Nothing belongs in the answer except the lines of the material that include "smtp".

-- SOURCE INFORMATION follows --

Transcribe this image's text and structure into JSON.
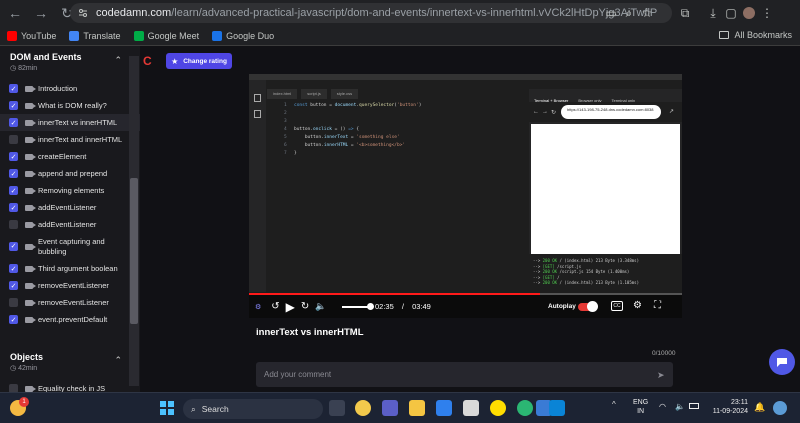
{
  "browser": {
    "url_host": "codedamn.com",
    "url_path": "/learn/advanced-practical-javascript/dom-and-events/innertext-vs-innerhtml.vVCk2lHtDpYjg3AiTwflP",
    "bookmarks": [
      {
        "label": "YouTube",
        "color": "#ff0000"
      },
      {
        "label": "Translate",
        "color": "#4285f4"
      },
      {
        "label": "Google Meet",
        "color": "#00ac47"
      },
      {
        "label": "Google Duo",
        "color": "#1a73e8"
      }
    ],
    "all_bookmarks": "All Bookmarks"
  },
  "sidebar": {
    "sections": [
      {
        "title": "DOM and Events",
        "duration": "82min",
        "items": [
          {
            "label": "Introduction",
            "done": true
          },
          {
            "label": "What is DOM really?",
            "done": true
          },
          {
            "label": "innerText vs innerHTML",
            "done": true,
            "active": true
          },
          {
            "label": "innerText and innerHTML",
            "done": false
          },
          {
            "label": "createElement",
            "done": true
          },
          {
            "label": "append and prepend",
            "done": true
          },
          {
            "label": "Removing elements",
            "done": true
          },
          {
            "label": "addEventListener",
            "done": true
          },
          {
            "label": "addEventListener",
            "done": false
          },
          {
            "label": "Event capturing and bubbling",
            "done": true,
            "two_line": true
          },
          {
            "label": "Third argument boolean",
            "done": true
          },
          {
            "label": "removeEventListener",
            "done": true
          },
          {
            "label": "removeEventListener",
            "done": false
          },
          {
            "label": "event.preventDefault",
            "done": true
          }
        ]
      },
      {
        "title": "Objects",
        "duration": "42min",
        "items": [
          {
            "label": "Equality check in JS",
            "done": false
          }
        ]
      }
    ]
  },
  "main": {
    "change_rating": "Change rating",
    "video_title": "innerText vs innerHTML",
    "char_count": "0/10000",
    "comment_placeholder": "Add your comment"
  },
  "player": {
    "tabs": [
      "index.html",
      "script.js",
      "style.css"
    ],
    "code": [
      {
        "n": "1",
        "html": "<span class='kw'>const</span> button = <span class='pr'>document</span>.<span class='fn'>querySelector</span>(<span class='str'>'button'</span>)"
      },
      {
        "n": "2",
        "html": ""
      },
      {
        "n": "3",
        "html": ""
      },
      {
        "n": "4",
        "html": "button.<span class='pr'>onclick</span> = () <span class='kw'>=&gt;</span> {"
      },
      {
        "n": "5",
        "html": "&nbsp;&nbsp;&nbsp;&nbsp;button.<span class='pr'>innerText</span> = <span class='str'>'something else'</span>"
      },
      {
        "n": "6",
        "html": "&nbsp;&nbsp;&nbsp;&nbsp;button.<span class='pr'>innerHTML</span> = <span class='str'>'&lt;b&gt;something&lt;/b&gt;'</span>"
      },
      {
        "n": "7",
        "html": "}"
      }
    ],
    "preview_tabs": [
      "Terminal + Browser",
      "Browser only",
      "Terminal only"
    ],
    "preview_url": "https://143-198-75-248.dns.codedamn.com:8038",
    "terminal_lines": [
      {
        "status": "200 OK",
        "text": "/ (index.html) 213 Byte (3.348ms)"
      },
      {
        "status": "[GET]",
        "text": "/script.js"
      },
      {
        "status": "200 OK",
        "text": "/script.js 154 Byte (1.400ms)"
      },
      {
        "status": "[GET]",
        "text": "/"
      },
      {
        "status": "200 OK",
        "text": "/ (index.html) 213 Byte (1.105ms)"
      }
    ],
    "current_time": "02:35",
    "separator": "/",
    "duration": "03:49",
    "progress": 0.672,
    "volume": 0.9,
    "autoplay_label": "Autoplay",
    "cc_label": "CC"
  },
  "taskbar": {
    "search_label": "Search",
    "weather_badge": "1",
    "lang_line1": "ENG",
    "lang_line2": "IN",
    "time": "23:11",
    "date": "11-09-2024"
  }
}
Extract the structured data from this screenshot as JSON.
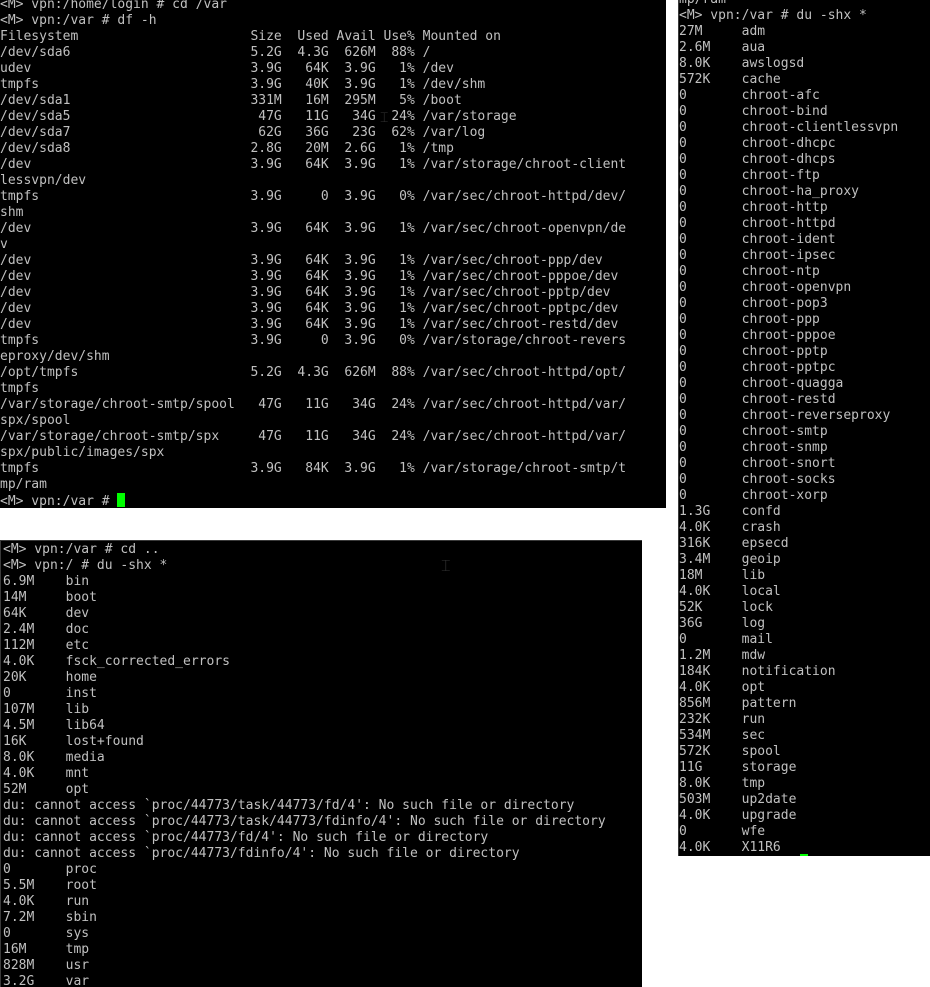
{
  "terminal_df": {
    "lines": [
      "<M> vpn:/home/login # cd /var",
      "<M> vpn:/var # df -h",
      "Filesystem                      Size  Used Avail Use% Mounted on",
      "/dev/sda6                       5.2G  4.3G  626M  88% /",
      "udev                            3.9G   64K  3.9G   1% /dev",
      "tmpfs                           3.9G   40K  3.9G   1% /dev/shm",
      "/dev/sda1                       331M   16M  295M   5% /boot",
      "/dev/sda5                        47G   11G   34G  24% /var/storage",
      "/dev/sda7                        62G   36G   23G  62% /var/log",
      "/dev/sda8                       2.8G   20M  2.6G   1% /tmp",
      "/dev                            3.9G   64K  3.9G   1% /var/storage/chroot-client",
      "lessvpn/dev",
      "tmpfs                           3.9G     0  3.9G   0% /var/sec/chroot-httpd/dev/",
      "shm",
      "/dev                            3.9G   64K  3.9G   1% /var/sec/chroot-openvpn/de",
      "v",
      "/dev                            3.9G   64K  3.9G   1% /var/sec/chroot-ppp/dev",
      "/dev                            3.9G   64K  3.9G   1% /var/sec/chroot-pppoe/dev",
      "/dev                            3.9G   64K  3.9G   1% /var/sec/chroot-pptp/dev",
      "/dev                            3.9G   64K  3.9G   1% /var/sec/chroot-pptpc/dev",
      "/dev                            3.9G   64K  3.9G   1% /var/sec/chroot-restd/dev",
      "tmpfs                           3.9G     0  3.9G   0% /var/storage/chroot-revers",
      "eproxy/dev/shm",
      "/opt/tmpfs                      5.2G  4.3G  626M  88% /var/sec/chroot-httpd/opt/",
      "tmpfs",
      "/var/storage/chroot-smtp/spool   47G   11G   34G  24% /var/sec/chroot-httpd/var/",
      "spx/spool",
      "/var/storage/chroot-smtp/spx     47G   11G   34G  24% /var/sec/chroot-httpd/var/",
      "spx/public/images/spx",
      "tmpfs                           3.9G   84K  3.9G   1% /var/storage/chroot-smtp/t",
      "mp/ram"
    ],
    "prompt": "<M> vpn:/var # "
  },
  "terminal_du_var": {
    "lines": [
      "mp/ram",
      "<M> vpn:/var # du -shx *",
      "27M     adm",
      "2.6M    aua",
      "8.0K    awslogsd",
      "572K    cache",
      "0       chroot-afc",
      "0       chroot-bind",
      "0       chroot-clientlessvpn",
      "0       chroot-dhcpc",
      "0       chroot-dhcps",
      "0       chroot-ftp",
      "0       chroot-ha_proxy",
      "0       chroot-http",
      "0       chroot-httpd",
      "0       chroot-ident",
      "0       chroot-ipsec",
      "0       chroot-ntp",
      "0       chroot-openvpn",
      "0       chroot-pop3",
      "0       chroot-ppp",
      "0       chroot-pppoe",
      "0       chroot-pptp",
      "0       chroot-pptpc",
      "0       chroot-quagga",
      "0       chroot-restd",
      "0       chroot-reverseproxy",
      "0       chroot-smtp",
      "0       chroot-snmp",
      "0       chroot-snort",
      "0       chroot-socks",
      "0       chroot-xorp",
      "1.3G    confd",
      "4.0K    crash",
      "316K    epsecd",
      "3.4M    geoip",
      "18M     lib",
      "4.0K    local",
      "52K     lock",
      "36G     log",
      "0       mail",
      "1.2M    mdw",
      "184K    notification",
      "4.0K    opt",
      "856M    pattern",
      "232K    run",
      "534M    sec",
      "572K    spool",
      "11G     storage",
      "8.0K    tmp",
      "503M    up2date",
      "4.0K    upgrade",
      "0       wfe",
      "4.0K    X11R6"
    ]
  },
  "terminal_du_root": {
    "lines": [
      "<M> vpn:/var # cd ..",
      "<M> vpn:/ # du -shx *",
      "6.9M    bin",
      "14M     boot",
      "64K     dev",
      "2.4M    doc",
      "112M    etc",
      "4.0K    fsck_corrected_errors",
      "20K     home",
      "0       inst",
      "107M    lib",
      "4.5M    lib64",
      "16K     lost+found",
      "8.0K    media",
      "4.0K    mnt",
      "52M     opt",
      "du: cannot access `proc/44773/task/44773/fd/4': No such file or directory",
      "du: cannot access `proc/44773/task/44773/fdinfo/4': No such file or directory",
      "du: cannot access `proc/44773/fd/4': No such file or directory",
      "du: cannot access `proc/44773/fdinfo/4': No such file or directory",
      "0       proc",
      "5.5M    root",
      "4.0K    run",
      "7.2M    sbin",
      "0       sys",
      "16M     tmp",
      "828M    usr",
      "3.2G    var"
    ]
  },
  "colors": {
    "terminal_bg": "#000000",
    "terminal_fg": "#c0c0c0",
    "cursor": "#00ff00",
    "page_bg": "#ffffff"
  }
}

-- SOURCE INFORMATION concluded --

YOUR SOLUTION:
      "/var/storage/chroot-smtp/spool   47G   11G   34G  24% /var/sec/chroot-httpd/var/",
      "/var/storage/chroot-smtp/spx     47G   11G   34G  24% /var/sec/chroot-httpd/var/",
      "tmpfs                           3.9G   84K  3.9G   1% /var/storage/chroot-smtp/t",
      "0       chroot-smtp",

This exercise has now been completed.